WHAT IS REQUIRED :: Scan the material that follows for lines with "Assignments". Answer with how many there are, nothing else.

PROVIDED DATA ::
*-*-*
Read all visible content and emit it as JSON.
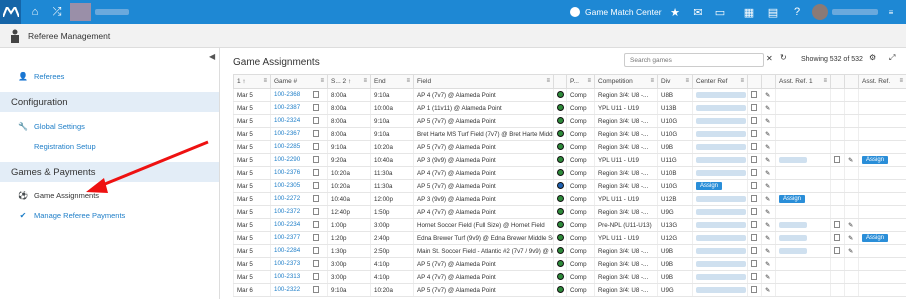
{
  "topbar": {
    "center_label": "Game Match Center"
  },
  "subbar": {
    "title": "Referee Management"
  },
  "sidebar": {
    "referees": "Referees",
    "configuration": "Configuration",
    "global_settings": "Global Settings",
    "registration_setup": "Registration Setup",
    "games_payments": "Games & Payments",
    "game_assignments": "Game Assignments",
    "manage_payments": "Manage Referee Payments"
  },
  "main": {
    "title": "Game Assignments",
    "search_placeholder": "Search games",
    "showing": "Showing 532 of 532"
  },
  "table": {
    "headers": [
      "1 ↑",
      "Game #",
      "S... 2 ↑",
      "End",
      "Field",
      "",
      "P...",
      "Competition",
      "Div",
      "Center Ref",
      "",
      "",
      "Asst. Ref. 1",
      "",
      "",
      "Asst. Ref."
    ],
    "assign_label": "Assign",
    "rows": [
      [
        "Mar 5",
        "100-2368",
        "8:00a",
        "9:10a",
        "AP 4 (7v7) @ Alameda Point",
        "g",
        "Comp",
        "Region 3/4: U8 -...",
        "U8B",
        "",
        "",
        ""
      ],
      [
        "Mar 5",
        "100-2387",
        "8:00a",
        "10:00a",
        "AP 1 (11v11) @ Alameda Point",
        "g",
        "Comp",
        "YPL U11 - U19",
        "U13B",
        "",
        "",
        ""
      ],
      [
        "Mar 5",
        "100-2324",
        "8:00a",
        "9:10a",
        "AP 5 (7v7) @ Alameda Point",
        "g",
        "Comp",
        "Region 3/4: U8 -...",
        "U10G",
        "",
        "",
        ""
      ],
      [
        "Mar 5",
        "100-2367",
        "8:00a",
        "9:10a",
        "Bret Harte MS Turf Field (7v7) @ Bret Harte Middl...",
        "g",
        "Comp",
        "Region 3/4: U8 -...",
        "U10G",
        "",
        "",
        ""
      ],
      [
        "Mar 5",
        "100-2285",
        "9:10a",
        "10:20a",
        "AP 5 (7v7) @ Alameda Point",
        "g",
        "Comp",
        "Region 3/4: U8 -...",
        "U9B",
        "",
        "",
        ""
      ],
      [
        "Mar 5",
        "100-2290",
        "9:20a",
        "10:40a",
        "AP 3 (9v9) @ Alameda Point",
        "g",
        "Comp",
        "YPL U11 - U19",
        "U11G",
        "",
        "",
        "x"
      ],
      [
        "Mar 5",
        "100-2376",
        "10:20a",
        "11:30a",
        "AP 4 (7v7) @ Alameda Point",
        "g",
        "Comp",
        "Region 3/4: U8 -...",
        "U10B",
        "",
        "",
        ""
      ],
      [
        "Mar 5",
        "100-2305",
        "10:20a",
        "11:30a",
        "AP 5 (7v7) @ Alameda Point",
        "b",
        "Comp",
        "Region 3/4: U8 -...",
        "U10G",
        "a",
        "",
        ""
      ],
      [
        "Mar 5",
        "100-2272",
        "10:40a",
        "12:00p",
        "AP 3 (9v9) @ Alameda Point",
        "g",
        "Comp",
        "YPL U11 - U19",
        "U12B",
        "",
        "a",
        ""
      ],
      [
        "Mar 5",
        "100-2372",
        "12:40p",
        "1:50p",
        "AP 4 (7v7) @ Alameda Point",
        "g",
        "Comp",
        "Region 3/4: U8 -...",
        "U9G",
        "",
        "",
        ""
      ],
      [
        "Mar 5",
        "100-2234",
        "1:00p",
        "3:00p",
        "Hornet Soccer Field (Full Size) @ Hornet Field",
        "g",
        "Comp",
        "Pre-NPL (U11-U13)",
        "U13G",
        "",
        "",
        ""
      ],
      [
        "Mar 5",
        "100-2377",
        "1:20p",
        "2:40p",
        "Edna Brewer Turf (9v9) @ Edna Brewer Middle Sch...",
        "g",
        "Comp",
        "YPL U11 - U19",
        "U12G",
        "",
        "",
        "x"
      ],
      [
        "Mar 5",
        "100-2284",
        "1:30p",
        "2:50p",
        "Main St. Soccer Field - Atlantic #2 (7v7 / 9v9) @ M...",
        "g",
        "Comp",
        "Region 3/4: U8 -...",
        "U9B",
        "",
        "",
        ""
      ],
      [
        "Mar 5",
        "100-2373",
        "3:00p",
        "4:10p",
        "AP 5 (7v7) @ Alameda Point",
        "g",
        "Comp",
        "Region 3/4: U8 -...",
        "U9B",
        "",
        "",
        ""
      ],
      [
        "Mar 5",
        "100-2313",
        "3:00p",
        "4:10p",
        "AP 4 (7v7) @ Alameda Point",
        "g",
        "Comp",
        "Region 3/4: U8 -...",
        "U9B",
        "",
        "",
        ""
      ],
      [
        "Mar 6",
        "100-2322",
        "9:10a",
        "10:20a",
        "AP 5 (7v7) @ Alameda Point",
        "g",
        "Comp",
        "Region 3/4: U8 -...",
        "U9G",
        "",
        "",
        ""
      ]
    ]
  }
}
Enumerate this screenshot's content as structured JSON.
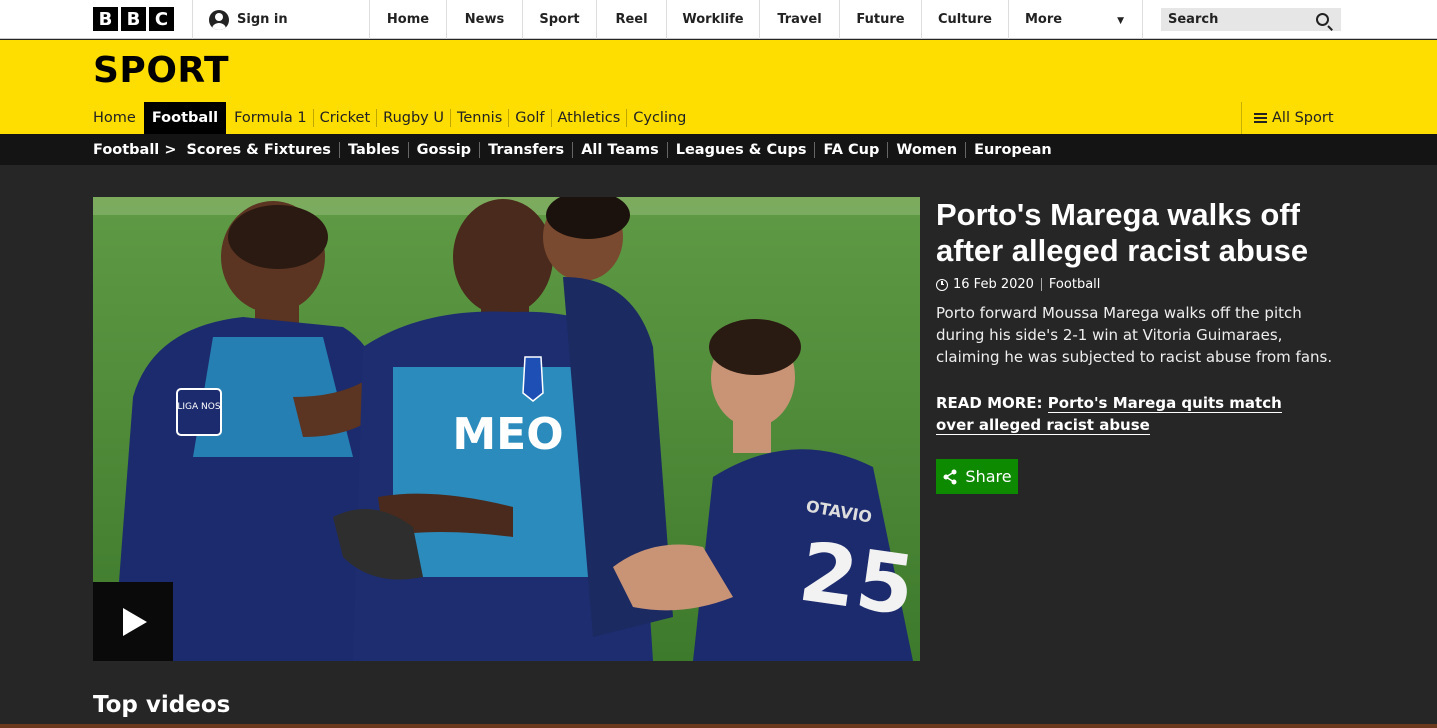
{
  "global_nav": {
    "logo_letters": [
      "B",
      "B",
      "C"
    ],
    "sign_in": "Sign in",
    "items": [
      "Home",
      "News",
      "Sport",
      "Reel",
      "Worklife",
      "Travel",
      "Future",
      "Culture"
    ],
    "more": "More",
    "search_label": "Search"
  },
  "banner": {
    "title": "SPORT"
  },
  "sport_nav": {
    "items": [
      "Home",
      "Football",
      "Formula 1",
      "Cricket",
      "Rugby U",
      "Tennis",
      "Golf",
      "Athletics",
      "Cycling"
    ],
    "active": "Football",
    "all_sport": "All Sport"
  },
  "football_nav": {
    "home": "Football >",
    "items": [
      "Scores & Fixtures",
      "Tables",
      "Gossip",
      "Transfers",
      "All Teams",
      "Leagues & Cups",
      "FA Cup",
      "Women",
      "European"
    ]
  },
  "article": {
    "headline": "Porto's Marega walks off after alleged racist abuse",
    "date": "16 Feb 2020",
    "section": "Football",
    "summary": "Porto forward Moussa Marega walks off the pitch during his side's 2-1 win at Vitoria Guimaraes, claiming he was subjected to racist abuse from fans.",
    "read_more_prefix": "READ MORE:",
    "read_more_link": "Porto's Marega quits match over alleged racist abuse",
    "share": "Share"
  },
  "media": {
    "shirt_sponsor": "MEO",
    "sleeve_badge": "LIGA NOS",
    "back_name": "OTAVIO",
    "back_number": "25"
  },
  "section_heading": "Top videos",
  "colors": {
    "brand_yellow": "#fedd00",
    "share_green": "#0e8a00",
    "page_bg": "#262626"
  }
}
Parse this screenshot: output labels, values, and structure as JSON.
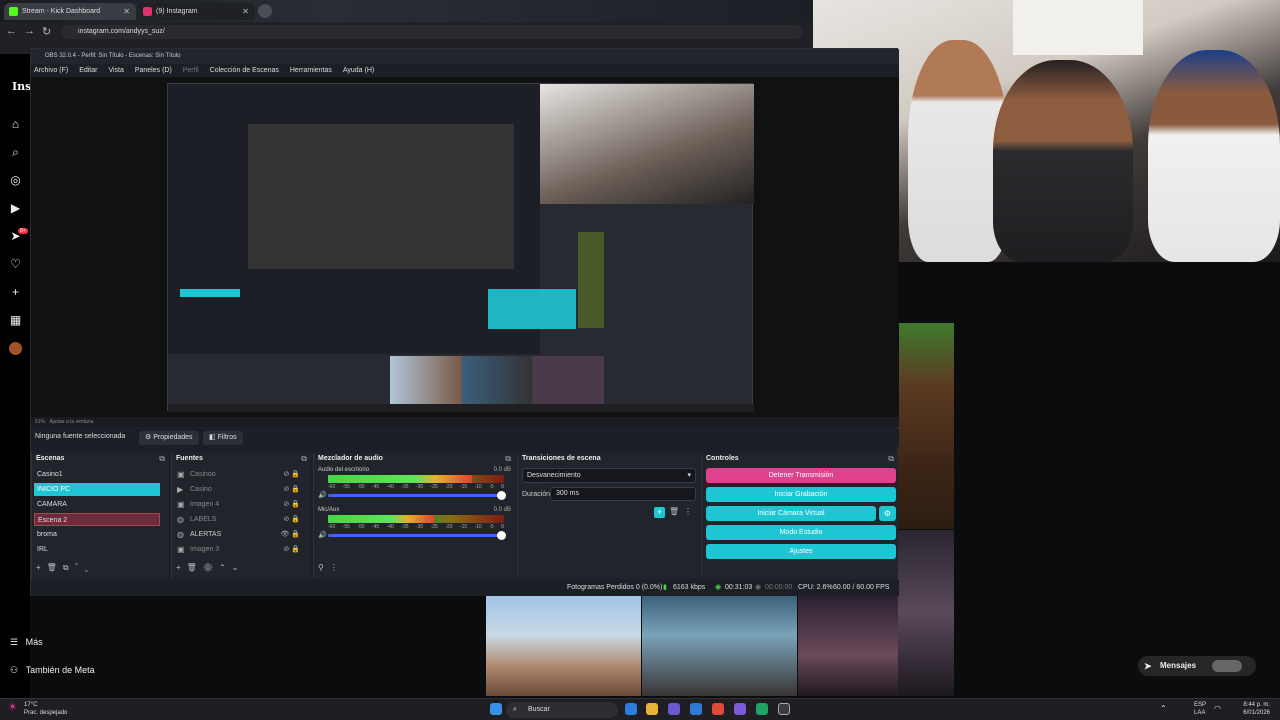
{
  "browser": {
    "tabs": [
      {
        "label": "Stream - Kick Dashboard",
        "color": "#53fc18"
      },
      {
        "label": "(9) Instagram",
        "color": "#e1306c"
      }
    ],
    "url": "instagram.com/andyys_suz/"
  },
  "instagram": {
    "logo": "Ins",
    "more_label": "Más",
    "meta_label": "También de Meta",
    "messages_label": "Mensajes",
    "rail_icons": [
      "home-icon",
      "search-icon",
      "explore-icon",
      "reels-icon",
      "send-icon",
      "heart-icon",
      "plus-icon",
      "dashboard-icon",
      "profile-icon"
    ],
    "notif_badge": "9+"
  },
  "obs": {
    "title": "OBS 32.0.4 - Perfil: Sin Título - Escenas: Sin Título",
    "menu": [
      "Archivo (F)",
      "Editar",
      "Vista",
      "Paneles (D)",
      "Perfil",
      "Colección de Escenas",
      "Herramientas",
      "Ayuda (H)"
    ],
    "zoom": "61%",
    "fit_label": "Ajustar a la ventana",
    "no_source": "Ninguna fuente seleccionada",
    "properties": "Propiedades",
    "filters": "Filtros",
    "scenes_title": "Escenas",
    "scenes": [
      "Casino1",
      "INICIO PC",
      "CAMARA",
      "Escena 2",
      "broma",
      "IRL"
    ],
    "sources_title": "Fuentes",
    "sources": [
      {
        "name": "Casinoo",
        "icon": "image-icon"
      },
      {
        "name": "Casino",
        "icon": "play-icon"
      },
      {
        "name": "Imagen 4",
        "icon": "image-icon"
      },
      {
        "name": "LABELS",
        "icon": "globe-icon"
      },
      {
        "name": "ALERTAS",
        "icon": "globe-icon"
      },
      {
        "name": "Imagen 3",
        "icon": "image-icon"
      }
    ],
    "mixer_title": "Mezclador de audio",
    "mixer": [
      {
        "name": "Audio del escritorio",
        "db": "0.0 dB",
        "level": 0.82
      },
      {
        "name": "Mic/Aux",
        "db": "0.0 dB",
        "level": 0.6
      }
    ],
    "scale": [
      "-60",
      "-55",
      "-50",
      "-45",
      "-40",
      "-35",
      "-30",
      "-25",
      "-20",
      "-15",
      "-10",
      "-5",
      "0"
    ],
    "transitions_title": "Transiciones de escena",
    "transition": "Desvanecimiento",
    "duration_label": "Duración",
    "duration": "300 ms",
    "controls_title": "Controles",
    "controls": [
      "Detener Transmisión",
      "Iniciar Grabación",
      "Iniciar Cámara Virtual",
      "Modo Estudio",
      "Ajustes"
    ],
    "status": {
      "dropped": "Fotogramas Perdidos 0 (0.0%)",
      "bitrate": "6163 kbps",
      "live": "00:31:03",
      "rec": "00:00:00",
      "cpu": "CPU: 2.6%",
      "fps": "60.00 / 60.00 FPS"
    }
  },
  "taskbar": {
    "temp": "17°C",
    "weather": "Prac. despejado",
    "search": "Buscar",
    "lang": "ESP",
    "lang2": "LAA",
    "time": "8:44 p. m.",
    "date": "6/01/2026"
  },
  "colors": {
    "accent": "#1ec6d4",
    "selected_scene": "#1ec6d4",
    "scene2": "#6b2d3a",
    "stop_stream": "#e0418e"
  }
}
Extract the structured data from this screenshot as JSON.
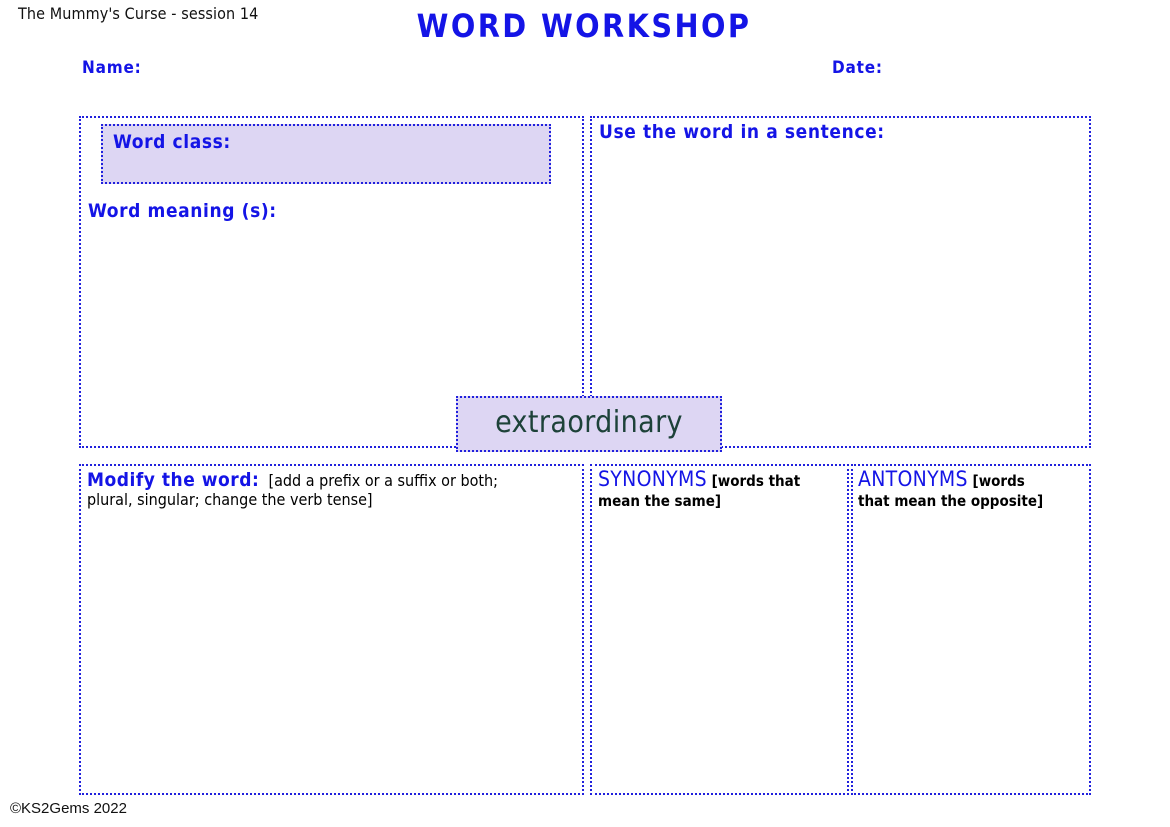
{
  "header": {
    "session_label": "The Mummy's Curse - session 14",
    "title": "WORD WORKSHOP",
    "name_label": "Name:",
    "date_label": "Date:"
  },
  "focus_word": "extraordinary",
  "panels": {
    "word_details": {
      "word_class_label": "Word class:",
      "word_meaning_label": "Word meaning (s):"
    },
    "sentence": {
      "label": "Use the word in a sentence:"
    },
    "modify": {
      "heading": "Modify the word:",
      "hint_line_1": "[add a prefix or a suffix or both;",
      "hint_line_2": "plural, singular; change the verb tense]"
    },
    "synonyms": {
      "heading": "SYNONYMS",
      "hint_line_1": "[words that",
      "hint_line_2": "mean the same]"
    },
    "antonyms": {
      "heading": "ANTONYMS",
      "hint_line_1": "[words",
      "hint_line_2": "that mean the opposite]"
    }
  },
  "footer": {
    "copyright": "©KS2Gems 2022"
  },
  "colors": {
    "accent_blue": "#1414e6",
    "border_blue": "#2020dd",
    "fill_lavender": "#ddd6f3",
    "focus_word_green": "#1d4239",
    "text_black": "#111111"
  }
}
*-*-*
SOLUTION :: 2